  • Such research is required  not only make available a range of nutritious foods and food combinations but also to address issues of bioavailability that is crucial for the development and promotion of food based strategies based on dietary diversification.  Overall, it is necessary for sustainable increase of diversified food production with a nutrition orientation that is developed through improved technology and resilient management practices.

3.    What can our institutions do to help country governments commit to action around your recommendations, and to help ensure implementation will be effective?

  • Research and academic organizations, relevant UN agencies, Development partners as well as the private sector (as and where necessary) will need to commit support through innovative technical expertise, technology  transfer, strengthening extension services, establishing /strengthening food storage and supply chain facilities, policy advice, monitoring and strengthening policy implementation with achievement of targets and nutrition improvement outcomes and impacts especially  on maternal and child nutrition.
  • Country- led agriculture plans and initiatives need to be developed that are anchored in the policy, programmatic and financial frameworks of the national development plans and strategies. Prioritization and costing of agriculture and food security interventions that impact on nutrition are required in addition to putting in place processes and systems that are results- based, guide monitoring and implementation and demonstrate policy impact  to enable effectiveness of nutrition oriented agriculture interventions.   
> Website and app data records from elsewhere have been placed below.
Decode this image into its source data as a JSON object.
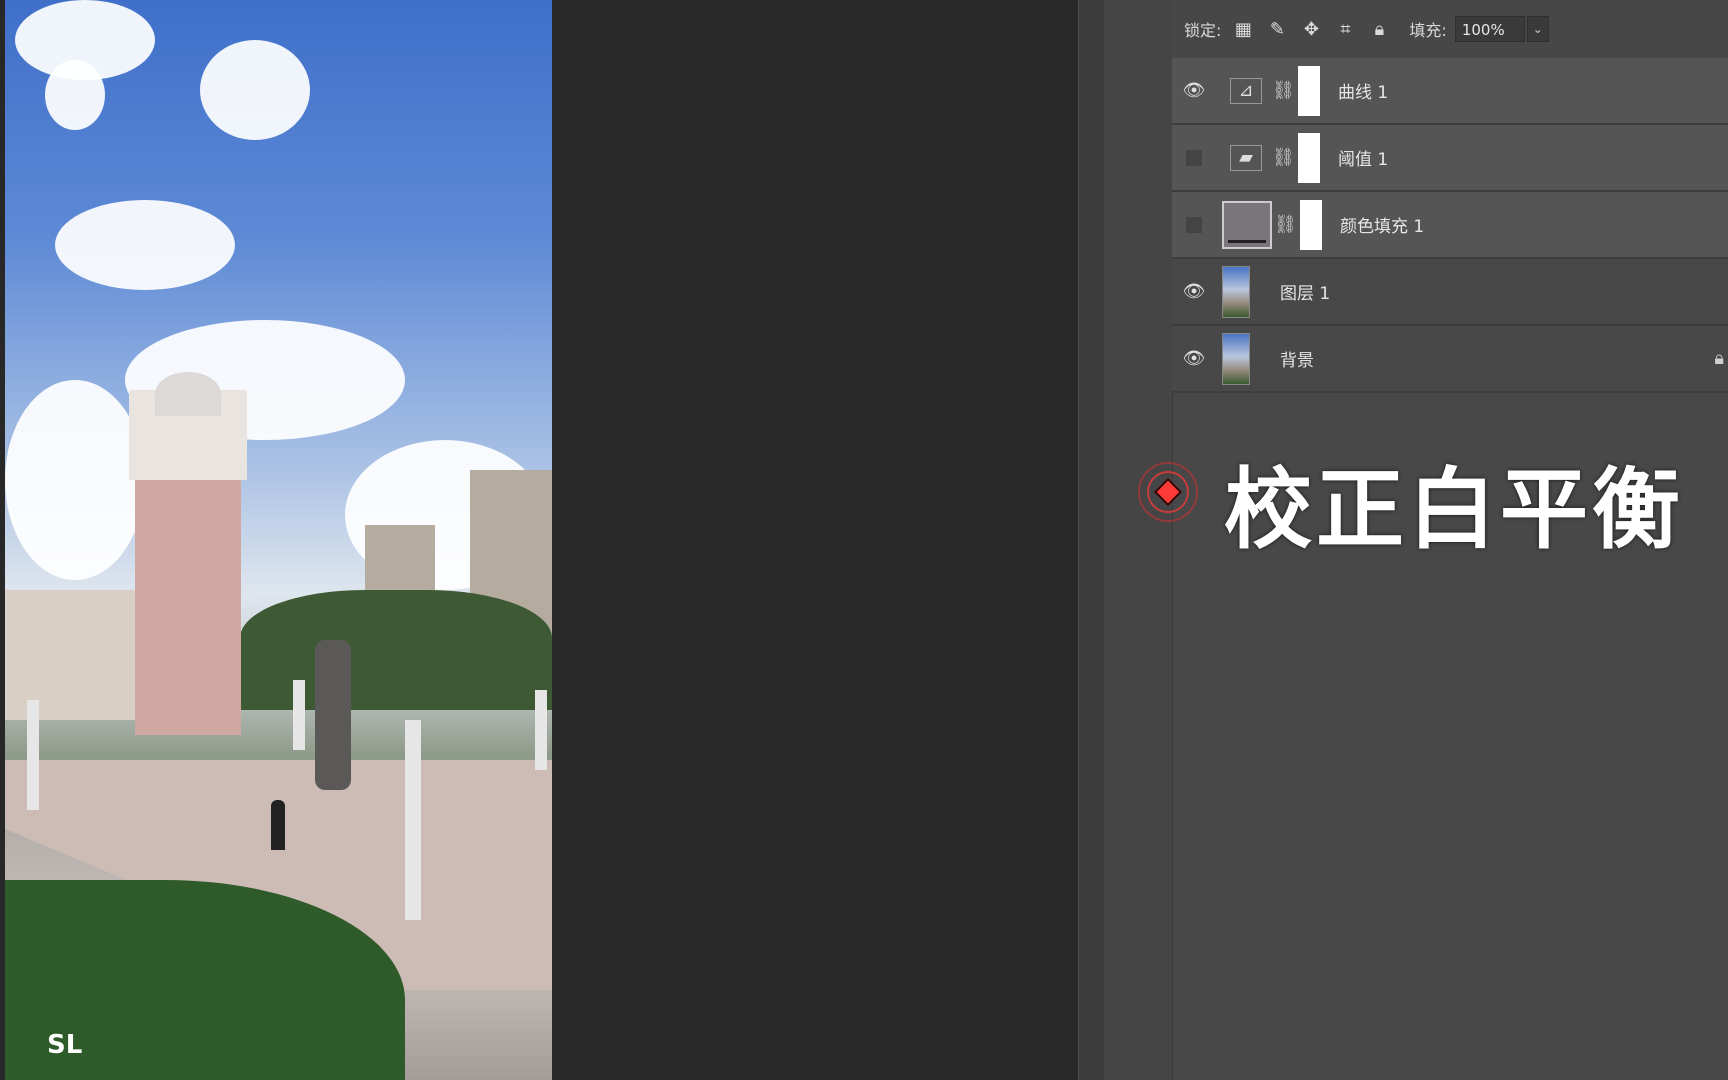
{
  "lock_bar": {
    "lock_label": "锁定:",
    "fill_label": "填充:",
    "fill_value": "100%",
    "icons": [
      "lock-transparent-icon",
      "lock-brush-icon",
      "lock-move-icon",
      "lock-artboard-icon",
      "lock-all-icon"
    ]
  },
  "layers": [
    {
      "name": "曲线 1",
      "type": "adjustment",
      "visible": true,
      "icon": "curves-icon"
    },
    {
      "name": "阈值 1",
      "type": "adjustment",
      "visible": false,
      "icon": "threshold-icon"
    },
    {
      "name": "颜色填充 1",
      "type": "fill",
      "visible": false,
      "icon": "color-fill-thumb",
      "fill_color": "#7a757a"
    },
    {
      "name": "图层 1",
      "type": "pixel",
      "visible": true,
      "icon": "photo-thumb"
    },
    {
      "name": "背景",
      "type": "background",
      "visible": true,
      "icon": "photo-thumb",
      "locked": true
    }
  ],
  "caption": "校正白平衡",
  "watermark": "SL",
  "colors": {
    "panel_bg": "#484848",
    "adjustment_row_bg": "#555555",
    "annotation_red": "#ff3838"
  }
}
  • Given the climate change impacts on food and nutrition security particularly for the vulnerable poor, integrated agricultural development and resilience interventions and actions will be required that lead to enhanced production, productivity, balanced growth, value chain and increased access to food and nutrition through appropriate institutional arrangements and sustainable resource management.
  • Strengthen the integration of nutrition education through agricultural extension, investing in and mobilizing women and supporting agricultural tasks that women are engaged in and prioritizing those that generate employment and improve nutrition of households and children.